--- What is required ---
The reply should contain every line of the data, repeated exactly, and no pictures.

::::::::

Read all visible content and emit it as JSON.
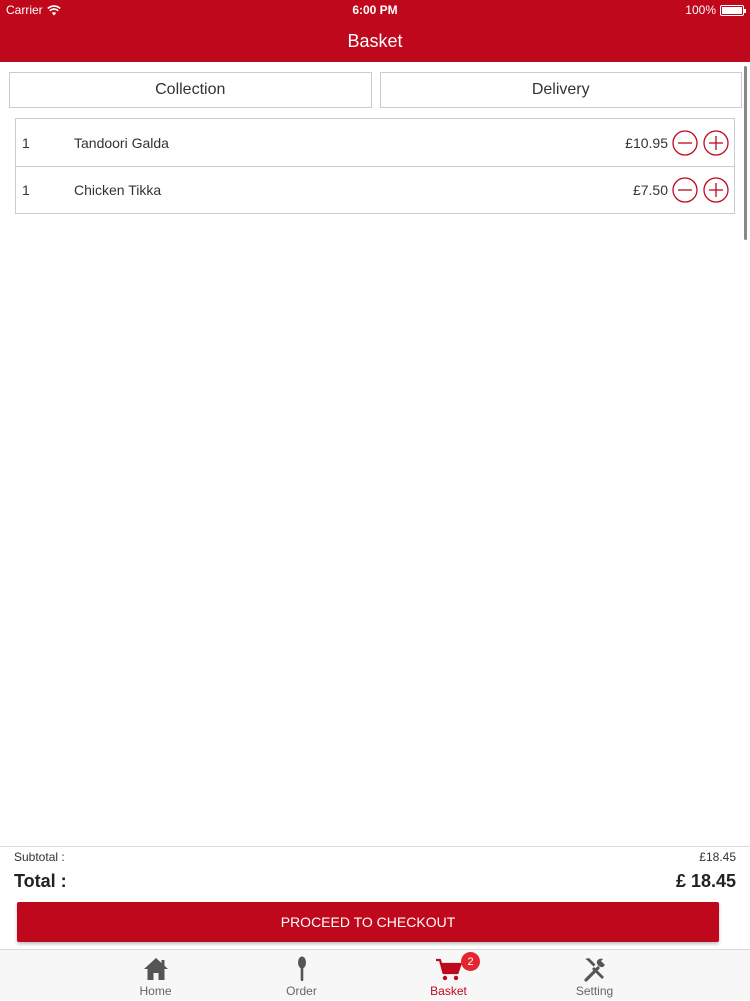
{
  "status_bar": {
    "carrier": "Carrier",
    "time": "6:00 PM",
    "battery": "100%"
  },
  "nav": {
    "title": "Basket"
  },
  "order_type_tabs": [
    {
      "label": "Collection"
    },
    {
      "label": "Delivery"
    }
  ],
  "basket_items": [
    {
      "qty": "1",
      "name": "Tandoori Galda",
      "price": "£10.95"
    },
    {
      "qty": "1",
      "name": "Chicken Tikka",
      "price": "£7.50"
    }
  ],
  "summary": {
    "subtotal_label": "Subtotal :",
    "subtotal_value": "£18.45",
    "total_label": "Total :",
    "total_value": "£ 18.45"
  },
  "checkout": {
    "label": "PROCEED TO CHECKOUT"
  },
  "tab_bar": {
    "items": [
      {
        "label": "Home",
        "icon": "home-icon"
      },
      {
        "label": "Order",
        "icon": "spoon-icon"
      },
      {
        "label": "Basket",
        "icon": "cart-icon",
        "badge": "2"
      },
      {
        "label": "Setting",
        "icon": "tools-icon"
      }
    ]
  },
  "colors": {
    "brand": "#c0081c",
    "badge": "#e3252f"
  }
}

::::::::

--- Written response ---
Read all visible content and emit it as JSON.
{
  "status_bar": {
    "carrier": "Carrier",
    "time": "6:00 PM",
    "battery": "100%"
  },
  "nav": {
    "title": "Basket"
  },
  "order_type_tabs": [
    {
      "label": "Collection"
    },
    {
      "label": "Delivery"
    }
  ],
  "basket_items": [
    {
      "qty": "1",
      "name": "Tandoori Galda",
      "price": "£10.95"
    },
    {
      "qty": "1",
      "name": "Chicken Tikka",
      "price": "£7.50"
    }
  ],
  "summary": {
    "subtotal_label": "Subtotal :",
    "subtotal_value": "£18.45",
    "total_label": "Total :",
    "total_value": "£ 18.45"
  },
  "checkout": {
    "label": "PROCEED TO CHECKOUT"
  },
  "tab_bar": {
    "items": [
      {
        "label": "Home",
        "icon": "home-icon"
      },
      {
        "label": "Order",
        "icon": "spoon-icon"
      },
      {
        "label": "Basket",
        "icon": "cart-icon",
        "badge": "2"
      },
      {
        "label": "Setting",
        "icon": "tools-icon"
      }
    ]
  },
  "colors": {
    "brand": "#c0081c",
    "badge": "#e3252f"
  }
}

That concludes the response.